3. Establish a pattern. I always find that I am more likely to read the Bible when I have a set time of day to do it, so that it becomes a habit. Whether your pattern is to read as soon as you wake up, right after breakfast, or as soon as you tuck the children into bed, it becomes harder to break a habit than it is to keep it. Commit yourself to spending this time daily (or every weekday) until it becomes a regular and anticipated part of your routine.
4. Use the computer wisely. When I had a nursing baby, I found it convenient to use my laptop for nursing-at-keyboard Bible study. I could read Scripture at Bible Gateway, My Utmost for His Highest, and copy-and-paste verses for reflection into a text document. However, the computer can quickly become a distraction, especially when a browser window pops up with unread messages or the latest headlines. If you choose to use the Internet as a tool, I suggest setting up boundaries, such as a shortcut directly to devotional sites.
5. Be a slave to the Savior, not to a system.

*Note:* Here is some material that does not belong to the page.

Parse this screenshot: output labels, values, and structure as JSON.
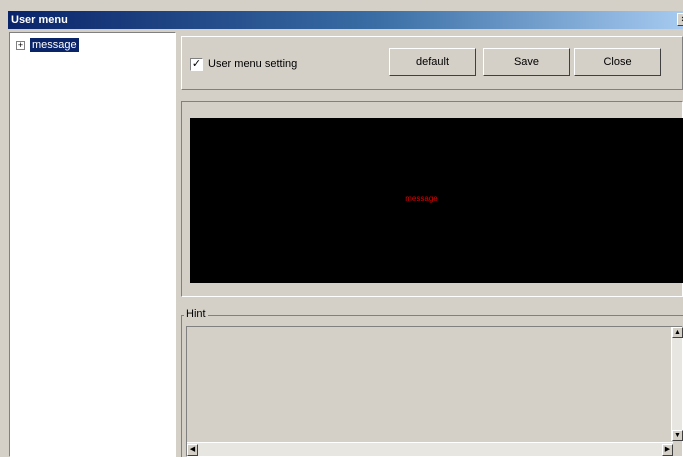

If I find myself getting angry with my children for waking up during my quiet time, something is not right. Spending time with God does not excuse me from fulfilling my responsibilities as a wife, mother, and Christian. I also need to let go of my perfectionism and refuse guilt if I cannot find quiet time every single day. As I said, early mornings may not be feasible for everyone, especially if you have a new baby, your husband works an odd shift, or you have a child who consistently wakes up while it is "yet night." While I have experienced blessings from starting my day in the Word, it is by no means a requirement. If you can not slip out of bed without waking someone, try keeping a Bible on your nightstand or praying silently (with eyes open so you don't fall back to sleep!). If waking up earlier in the morning is not practical, use naptime or the children's bedtime as an opportunity to spend time with God. If nothing else, try reading Scripture during breakfast, memorizing a verse in the shower, and singing praise songs while you work in the kitchen. God looks at the heart, not the clock. Making time for Him later in the day is far better than beating yourself up with guilt over missing a morning date.

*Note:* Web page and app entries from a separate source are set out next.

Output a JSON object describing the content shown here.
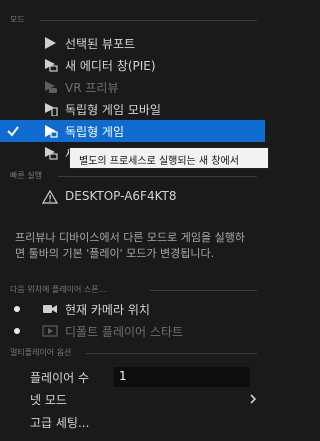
{
  "sections": {
    "mode": "모드",
    "quick_launch": "빠른 실행",
    "spawn_location": "다음 위치에 플레이어 스폰...",
    "multiplayer": "멀티플레이어 옵션"
  },
  "modes": [
    {
      "label": "선택된 뷰포트"
    },
    {
      "label": "새 에디터 창(PIE)"
    },
    {
      "label": "VR 프리뷰"
    },
    {
      "label": "독립형 게임 모바일"
    },
    {
      "label": "독립형 게임"
    },
    {
      "label": "새"
    }
  ],
  "tooltip": "별도의 프로세스로 실행되는 새 창에서",
  "quick_launch": {
    "device": "DESKTOP-A6F4KT8"
  },
  "description": "프리뷰나 디바이스에서 다른 모드로 게임을 실행하면 툴바의 기본 '플레이' 모드가 변경됩니다.",
  "spawn": [
    {
      "label": "현재 카메라 위치"
    },
    {
      "label": "디폴트 플레이어 스타트"
    }
  ],
  "multiplayer": {
    "players_label": "플레이어 수",
    "players_value": "1",
    "net_mode_label": "넷 모드",
    "advanced_label": "고급 세팅..."
  },
  "colors": {
    "background": "#1a1a1a",
    "selected": "#0e6bd0",
    "tooltip_bg": "#f2f2f2"
  }
}
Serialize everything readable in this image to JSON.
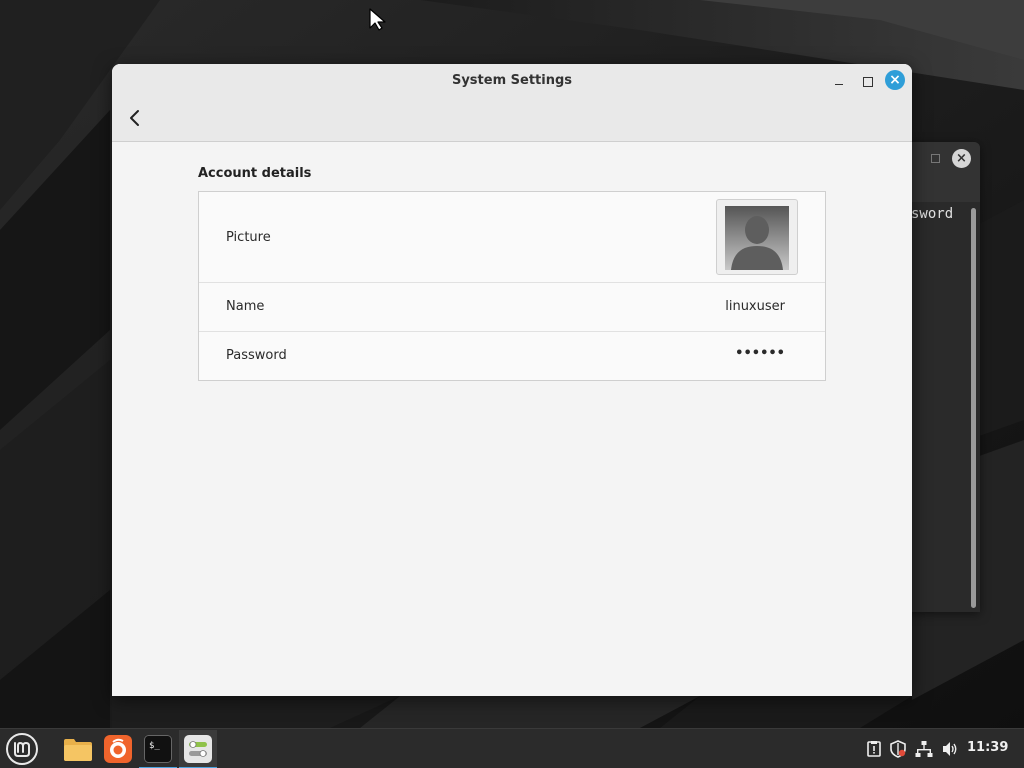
{
  "window": {
    "title": "System Settings"
  },
  "account": {
    "section_title": "Account details",
    "rows": [
      {
        "label": "Picture"
      },
      {
        "label": "Name",
        "value": "linuxuser"
      },
      {
        "label": "Password",
        "value": "••••••"
      }
    ]
  },
  "terminal": {
    "visible_text": "sword"
  },
  "taskbar": {
    "launchers": [
      "files-icon",
      "firefox-icon",
      "terminal-icon",
      "settings-icon"
    ],
    "tray_icons": [
      "update-manager-icon",
      "shield-icon",
      "network-icon",
      "volume-icon"
    ],
    "clock": "11:39"
  },
  "colors": {
    "accent": "#2f9ed8",
    "panel_bg": "#2b2b2b",
    "window_bg": "#f4f4f4"
  }
}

For more practical tips on a variety of subjects, check out Works for Me Wednesdays at We are THAT Family!